=== Source information ===

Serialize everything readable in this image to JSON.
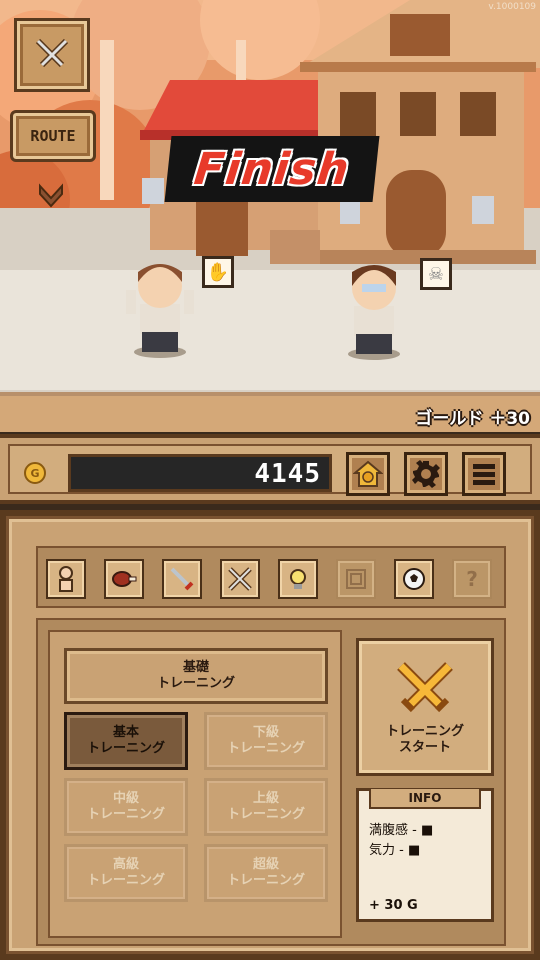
{
  "version": "v.1000109",
  "scene": {
    "route_label": "ROUTE",
    "finish_text": "Finish",
    "gold_reward": "ゴールド ＋30"
  },
  "status": {
    "coin_symbol": "G",
    "gold_amount": "4145"
  },
  "categories": [
    {
      "icon": "person-icon",
      "enabled": true
    },
    {
      "icon": "meat-icon",
      "enabled": true
    },
    {
      "icon": "sword-icon",
      "enabled": true
    },
    {
      "icon": "crossed-swords-icon",
      "enabled": true
    },
    {
      "icon": "bulb-icon",
      "enabled": true
    },
    {
      "icon": "scroll-icon",
      "enabled": false
    },
    {
      "icon": "ball-icon",
      "enabled": true
    },
    {
      "icon": "question-icon",
      "enabled": false
    }
  ],
  "training": {
    "header_line1": "基礎",
    "header_line2": "トレーニング",
    "basic_line1": "基本",
    "basic_line2": "トレーニング",
    "low_line1": "下級",
    "low_line2": "トレーニング",
    "mid_line1": "中級",
    "mid_line2": "トレーニング",
    "upper_line1": "上級",
    "upper_line2": "トレーニング",
    "high_line1": "高級",
    "high_line2": "トレーニング",
    "super_line1": "超級",
    "super_line2": "トレーニング",
    "start_line1": "トレーニング",
    "start_line2": "スタート"
  },
  "info": {
    "title": "INFO",
    "satiety": "満腹感 - ■",
    "energy": "気力 - ■",
    "gold": "+ 30 G"
  },
  "colors": {
    "finish_red": "#e83a2a",
    "panel_tan": "#c9a274",
    "frame_brown": "#5a3a1e"
  }
}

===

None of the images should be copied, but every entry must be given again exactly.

Serialize everything readable in this image to JSON.
{
  "version": "v.1000109",
  "scene": {
    "route_label": "ROUTE",
    "finish_text": "Finish",
    "gold_reward": "ゴールド ＋30"
  },
  "status": {
    "coin_symbol": "G",
    "gold_amount": "4145"
  },
  "categories": [
    {
      "icon": "person-icon",
      "enabled": true
    },
    {
      "icon": "meat-icon",
      "enabled": true
    },
    {
      "icon": "sword-icon",
      "enabled": true
    },
    {
      "icon": "crossed-swords-icon",
      "enabled": true
    },
    {
      "icon": "bulb-icon",
      "enabled": true
    },
    {
      "icon": "scroll-icon",
      "enabled": false
    },
    {
      "icon": "ball-icon",
      "enabled": true
    },
    {
      "icon": "question-icon",
      "enabled": false
    }
  ],
  "training": {
    "header_line1": "基礎",
    "header_line2": "トレーニング",
    "basic_line1": "基本",
    "basic_line2": "トレーニング",
    "low_line1": "下級",
    "low_line2": "トレーニング",
    "mid_line1": "中級",
    "mid_line2": "トレーニング",
    "upper_line1": "上級",
    "upper_line2": "トレーニング",
    "high_line1": "高級",
    "high_line2": "トレーニング",
    "super_line1": "超級",
    "super_line2": "トレーニング",
    "start_line1": "トレーニング",
    "start_line2": "スタート"
  },
  "info": {
    "title": "INFO",
    "satiety": "満腹感 - ■",
    "energy": "気力 - ■",
    "gold": "+ 30 G"
  },
  "colors": {
    "finish_red": "#e83a2a",
    "panel_tan": "#c9a274",
    "frame_brown": "#5a3a1e"
  }
}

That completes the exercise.